We asked him about changes since the Welsh National Opera production. The last-act set, for a start, and the romping of the principals, finally allowed - Beckmesser included - to step Mozart-like out of character as they held up their historical figures on the placards. And I didn't remember Beckmesser being starkers with only a mandolin to cover his privates. That was thanks to Andrew Shore's willingness, he told us: he'd seen him naked, very movingly, in Tippett's King Priam, suggested it to him and Shore agreed. We must get him along to talk, said Richard: such a nice man, and so many interesting ideas especially about English text (Shore's Beckmesser pictured below with Iain Paterson's revelatory Sachs by Catherine Ashmore for ENO).

Classic Jones: 'the libretto is a bit Rupert Bear' (the other analogy out of the two choicest it would be indiscreet to reproduce). I asked him why Eva's arch line about 'the trouble I have with men' wasn't supertitled: he doesn't like it. Did the audience laugh at it? Not much, I said. Good. And he doesn't care at all for Sachs's self-regarding Tristan/King Marke reference. Would he do it again? No, it doesn't leave enough scope for the director's ideas. The Ring he definitely wants to tackle once more. When he visited to talk about Gloriana, he was looking forward, albeit  to Tristan und Isolde. Now he's rejected it: he spent two months with those two characters in the second act, and couldn't decide what to do with them. Christof Loy's Royal Opera production got it pretty much right, he thought, and that decided it.

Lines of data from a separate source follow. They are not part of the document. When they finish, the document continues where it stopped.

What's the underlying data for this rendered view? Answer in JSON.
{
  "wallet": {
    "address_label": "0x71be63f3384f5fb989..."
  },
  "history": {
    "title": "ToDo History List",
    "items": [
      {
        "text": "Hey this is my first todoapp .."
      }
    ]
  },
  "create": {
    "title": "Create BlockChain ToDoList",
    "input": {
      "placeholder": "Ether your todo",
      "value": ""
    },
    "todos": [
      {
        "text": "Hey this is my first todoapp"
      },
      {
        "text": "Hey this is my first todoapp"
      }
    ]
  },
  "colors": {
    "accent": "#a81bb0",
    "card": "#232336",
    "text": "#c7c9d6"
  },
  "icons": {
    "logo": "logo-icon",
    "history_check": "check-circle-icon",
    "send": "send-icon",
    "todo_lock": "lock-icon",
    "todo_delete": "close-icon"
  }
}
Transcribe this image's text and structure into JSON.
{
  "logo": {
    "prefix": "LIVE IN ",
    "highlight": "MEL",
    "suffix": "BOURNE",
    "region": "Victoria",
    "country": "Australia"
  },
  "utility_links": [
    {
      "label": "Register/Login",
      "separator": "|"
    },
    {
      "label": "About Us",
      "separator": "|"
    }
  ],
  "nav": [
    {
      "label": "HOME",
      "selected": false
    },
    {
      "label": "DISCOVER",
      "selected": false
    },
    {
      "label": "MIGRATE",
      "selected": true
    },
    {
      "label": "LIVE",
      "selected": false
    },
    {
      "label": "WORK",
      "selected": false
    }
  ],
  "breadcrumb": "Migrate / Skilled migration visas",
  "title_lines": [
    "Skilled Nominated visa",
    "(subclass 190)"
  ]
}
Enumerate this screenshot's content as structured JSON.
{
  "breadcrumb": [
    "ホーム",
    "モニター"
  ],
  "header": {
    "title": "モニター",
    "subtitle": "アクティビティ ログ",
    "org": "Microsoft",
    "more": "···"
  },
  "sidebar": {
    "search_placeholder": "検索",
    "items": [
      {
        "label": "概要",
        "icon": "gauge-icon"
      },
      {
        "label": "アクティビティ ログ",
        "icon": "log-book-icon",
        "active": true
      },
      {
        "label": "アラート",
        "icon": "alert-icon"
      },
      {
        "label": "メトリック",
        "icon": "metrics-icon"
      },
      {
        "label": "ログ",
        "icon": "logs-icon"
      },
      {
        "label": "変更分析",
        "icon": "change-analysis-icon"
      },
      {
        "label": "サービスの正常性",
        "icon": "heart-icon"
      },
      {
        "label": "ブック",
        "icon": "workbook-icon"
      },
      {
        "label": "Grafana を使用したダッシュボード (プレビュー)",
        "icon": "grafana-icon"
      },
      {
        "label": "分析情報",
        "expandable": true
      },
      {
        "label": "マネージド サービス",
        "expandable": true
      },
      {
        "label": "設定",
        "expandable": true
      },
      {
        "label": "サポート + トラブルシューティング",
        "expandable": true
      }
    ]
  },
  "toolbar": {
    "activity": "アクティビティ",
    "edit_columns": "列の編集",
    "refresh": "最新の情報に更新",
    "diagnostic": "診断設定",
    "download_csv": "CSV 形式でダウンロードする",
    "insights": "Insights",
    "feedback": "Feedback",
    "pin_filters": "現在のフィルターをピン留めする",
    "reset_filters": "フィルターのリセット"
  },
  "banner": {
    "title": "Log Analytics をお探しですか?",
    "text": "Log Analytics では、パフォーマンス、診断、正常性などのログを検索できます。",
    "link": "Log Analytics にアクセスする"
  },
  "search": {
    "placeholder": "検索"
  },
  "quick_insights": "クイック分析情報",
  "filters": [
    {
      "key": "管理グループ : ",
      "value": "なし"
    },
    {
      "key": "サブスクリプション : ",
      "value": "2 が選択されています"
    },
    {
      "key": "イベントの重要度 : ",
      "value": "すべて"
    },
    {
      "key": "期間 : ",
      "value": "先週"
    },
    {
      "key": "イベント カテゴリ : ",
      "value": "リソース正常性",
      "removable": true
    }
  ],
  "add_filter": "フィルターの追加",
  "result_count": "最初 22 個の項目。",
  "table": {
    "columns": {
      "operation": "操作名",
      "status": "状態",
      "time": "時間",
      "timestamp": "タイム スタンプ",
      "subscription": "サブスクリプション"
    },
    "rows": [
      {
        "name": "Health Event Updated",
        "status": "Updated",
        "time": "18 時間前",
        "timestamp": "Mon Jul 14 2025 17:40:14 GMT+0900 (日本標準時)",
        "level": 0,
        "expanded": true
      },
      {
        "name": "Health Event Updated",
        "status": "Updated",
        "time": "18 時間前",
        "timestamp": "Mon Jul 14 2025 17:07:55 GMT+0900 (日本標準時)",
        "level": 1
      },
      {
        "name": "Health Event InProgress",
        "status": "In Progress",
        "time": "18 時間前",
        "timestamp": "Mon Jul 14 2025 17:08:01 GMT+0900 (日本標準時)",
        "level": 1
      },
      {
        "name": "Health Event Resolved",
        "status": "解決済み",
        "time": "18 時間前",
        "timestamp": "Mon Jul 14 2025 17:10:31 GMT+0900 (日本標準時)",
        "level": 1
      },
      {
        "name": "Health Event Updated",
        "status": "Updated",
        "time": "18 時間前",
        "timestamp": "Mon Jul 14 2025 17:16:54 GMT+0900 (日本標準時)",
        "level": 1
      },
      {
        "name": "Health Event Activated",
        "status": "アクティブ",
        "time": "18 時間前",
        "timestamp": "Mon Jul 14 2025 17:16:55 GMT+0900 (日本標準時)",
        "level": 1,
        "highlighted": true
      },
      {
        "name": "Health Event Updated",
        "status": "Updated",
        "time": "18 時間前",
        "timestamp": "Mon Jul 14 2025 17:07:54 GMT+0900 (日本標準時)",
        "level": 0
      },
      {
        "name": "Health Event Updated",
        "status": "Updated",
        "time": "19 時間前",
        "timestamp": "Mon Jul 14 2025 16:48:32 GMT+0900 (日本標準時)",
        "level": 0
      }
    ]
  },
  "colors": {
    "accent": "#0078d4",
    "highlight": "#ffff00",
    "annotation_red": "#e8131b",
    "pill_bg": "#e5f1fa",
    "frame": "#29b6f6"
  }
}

I know what big operatic project we can expect next, because we had a dramaturgical pow-wow about it in Carluccio's near the Barbican: Musorgsky's Boris Godunov at the Royal Opera with Bryn Terfel and Pappano (this is hardly confidential news as I've seen it touted in various biographies). Despite agreeing that the Polish act was so wonderful, brought a different atmosphere to the piece, he's since decided on the 1869 original. Apparently my thoughts on the bells in three scenes have been helpful. We talked Sondheim - 'his' cast had just been on a reunion outing to see the film, would love to have been a fly on the wall then - and he's interested in Follies, having had a long chat with the Old Vic's Matthew Warchus (I think because Warchus had done it in New York). Imminently, of course, there's an adaptation of Kafka's The Trial at the Young Vic with Rory Kinnear: our doughty director, after having watched 2000 episodes of a certain telly classic for a putative project in the States, has just spent two weeks agonising over the novel's adaptation.

Meanwhile the opera class moves on to two summer specials: Rossini's Guillaume Tell, which I'd originally thought of devoting a whole term to, and Strauss's Intermezzo, in anticipation of Garsington's production.

Do join us at the fabulous Frontline Club or leave a message here - I needn't send it live - if you want to contact me about it. We kick off again on the 20th. And listen to my Building a Library on Sibelius's Fourth Symphony on Saturday (I wrote something about the background on The Arts Desk). It will be up thereafter in perpetuity* and downloadable as a podcast, so plenty of time to hear it.

*14/4: Here it is in 'clip' form, which presumably outlives the 28 day format.